### What to work on
Please retype the entries below word for word, passing over every picture.

### Entries shown
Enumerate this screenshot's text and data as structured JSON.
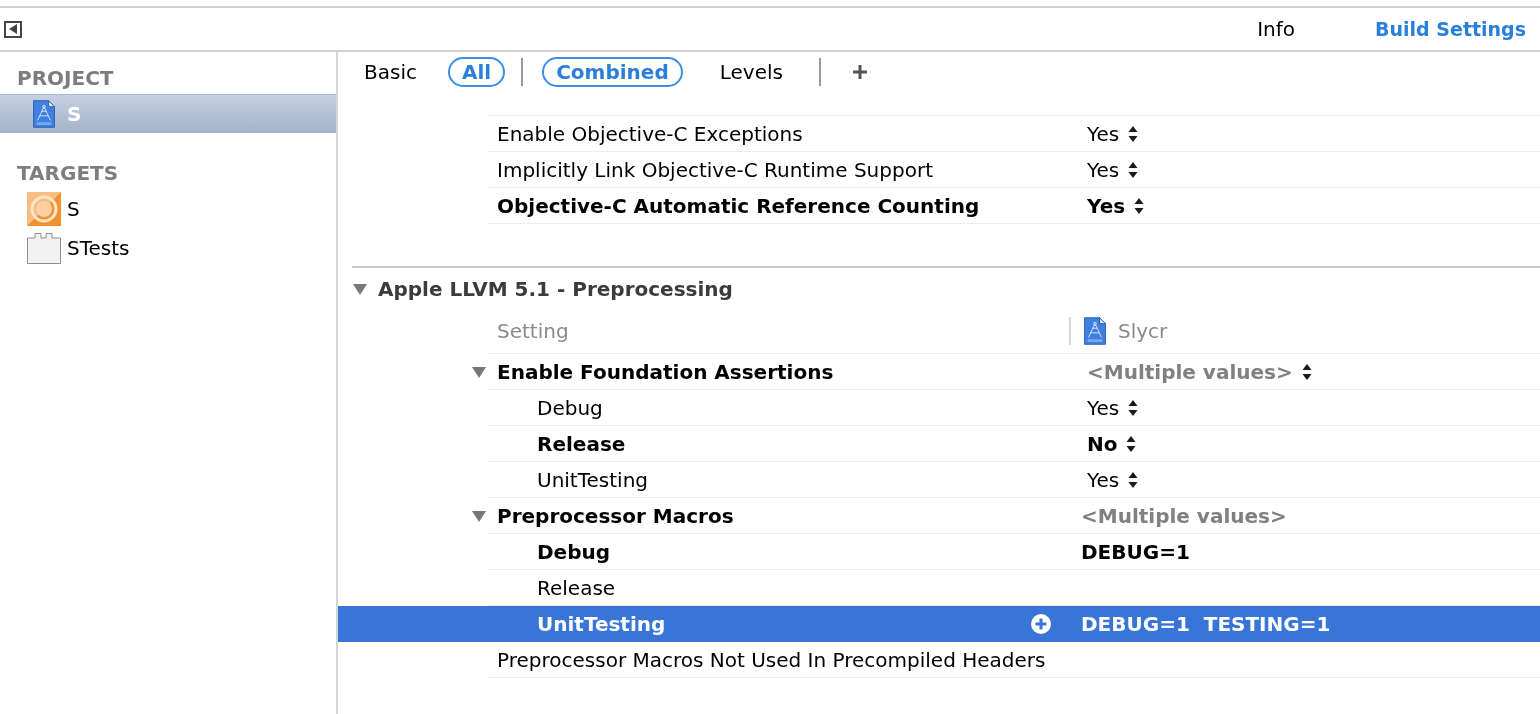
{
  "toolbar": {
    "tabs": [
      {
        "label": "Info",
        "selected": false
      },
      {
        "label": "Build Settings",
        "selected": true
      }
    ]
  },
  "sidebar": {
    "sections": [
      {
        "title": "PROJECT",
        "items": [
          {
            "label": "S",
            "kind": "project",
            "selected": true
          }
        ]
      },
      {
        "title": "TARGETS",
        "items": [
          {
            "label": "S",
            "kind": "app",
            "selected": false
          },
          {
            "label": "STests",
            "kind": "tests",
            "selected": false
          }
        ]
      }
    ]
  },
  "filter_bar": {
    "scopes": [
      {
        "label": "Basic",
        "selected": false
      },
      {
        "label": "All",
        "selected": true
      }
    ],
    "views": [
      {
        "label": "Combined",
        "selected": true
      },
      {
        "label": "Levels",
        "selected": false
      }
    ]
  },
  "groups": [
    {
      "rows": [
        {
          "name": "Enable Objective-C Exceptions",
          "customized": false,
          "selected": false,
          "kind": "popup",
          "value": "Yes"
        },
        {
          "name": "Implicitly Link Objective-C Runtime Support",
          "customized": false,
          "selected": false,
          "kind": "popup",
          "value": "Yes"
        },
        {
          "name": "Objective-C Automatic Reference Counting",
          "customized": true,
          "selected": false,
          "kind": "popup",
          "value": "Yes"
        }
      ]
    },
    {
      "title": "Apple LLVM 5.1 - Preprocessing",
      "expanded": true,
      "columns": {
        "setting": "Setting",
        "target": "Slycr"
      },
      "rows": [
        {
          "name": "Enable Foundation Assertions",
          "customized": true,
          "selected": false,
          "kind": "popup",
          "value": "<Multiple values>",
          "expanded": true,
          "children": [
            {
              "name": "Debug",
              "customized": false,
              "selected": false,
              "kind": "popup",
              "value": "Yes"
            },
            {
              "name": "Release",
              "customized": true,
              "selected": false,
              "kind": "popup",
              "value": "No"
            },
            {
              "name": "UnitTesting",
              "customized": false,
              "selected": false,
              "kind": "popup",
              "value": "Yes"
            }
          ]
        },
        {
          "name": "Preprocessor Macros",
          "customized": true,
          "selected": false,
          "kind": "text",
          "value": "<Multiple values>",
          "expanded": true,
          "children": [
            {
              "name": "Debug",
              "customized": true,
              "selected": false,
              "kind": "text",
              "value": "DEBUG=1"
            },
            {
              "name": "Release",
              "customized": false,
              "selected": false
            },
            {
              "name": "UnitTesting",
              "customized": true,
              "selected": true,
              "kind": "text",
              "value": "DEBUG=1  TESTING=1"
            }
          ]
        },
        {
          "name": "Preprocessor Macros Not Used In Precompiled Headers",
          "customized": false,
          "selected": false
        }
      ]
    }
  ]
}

### Solution
Enumerate this screenshot's text and data as structured JSON.
{
  "toolbar": {
    "tabs": [
      {
        "label": "Info",
        "selected": false
      },
      {
        "label": "Build Settings",
        "selected": true
      }
    ]
  },
  "sidebar": {
    "sections": [
      {
        "title": "PROJECT",
        "items": [
          {
            "label": "S",
            "kind": "project",
            "selected": true
          }
        ]
      },
      {
        "title": "TARGETS",
        "items": [
          {
            "label": "S",
            "kind": "app",
            "selected": false
          },
          {
            "label": "STests",
            "kind": "tests",
            "selected": false
          }
        ]
      }
    ]
  },
  "filter_bar": {
    "scopes": [
      {
        "label": "Basic",
        "selected": false
      },
      {
        "label": "All",
        "selected": true
      }
    ],
    "views": [
      {
        "label": "Combined",
        "selected": true
      },
      {
        "label": "Levels",
        "selected": false
      }
    ]
  },
  "groups": [
    {
      "rows": [
        {
          "name": "Enable Objective-C Exceptions",
          "customized": false,
          "selected": false,
          "kind": "popup",
          "value": "Yes"
        },
        {
          "name": "Implicitly Link Objective-C Runtime Support",
          "customized": false,
          "selected": false,
          "kind": "popup",
          "value": "Yes"
        },
        {
          "name": "Objective-C Automatic Reference Counting",
          "customized": true,
          "selected": false,
          "kind": "popup",
          "value": "Yes"
        }
      ]
    },
    {
      "title": "Apple LLVM 5.1 - Preprocessing",
      "expanded": true,
      "columns": {
        "setting": "Setting",
        "target": "Slycr"
      },
      "rows": [
        {
          "name": "Enable Foundation Assertions",
          "customized": true,
          "selected": false,
          "kind": "popup",
          "value": "<Multiple values>",
          "expanded": true,
          "children": [
            {
              "name": "Debug",
              "customized": false,
              "selected": false,
              "kind": "popup",
              "value": "Yes"
            },
            {
              "name": "Release",
              "customized": true,
              "selected": false,
              "kind": "popup",
              "value": "No"
            },
            {
              "name": "UnitTesting",
              "customized": false,
              "selected": false,
              "kind": "popup",
              "value": "Yes"
            }
          ]
        },
        {
          "name": "Preprocessor Macros",
          "customized": true,
          "selected": false,
          "kind": "text",
          "value": "<Multiple values>",
          "expanded": true,
          "children": [
            {
              "name": "Debug",
              "customized": true,
              "selected": false,
              "kind": "text",
              "value": "DEBUG=1"
            },
            {
              "name": "Release",
              "customized": false,
              "selected": false
            },
            {
              "name": "UnitTesting",
              "customized": true,
              "selected": true,
              "kind": "text",
              "value": "DEBUG=1  TESTING=1"
            }
          ]
        },
        {
          "name": "Preprocessor Macros Not Used In Precompiled Headers",
          "customized": false,
          "selected": false
        }
      ]
    }
  ]
}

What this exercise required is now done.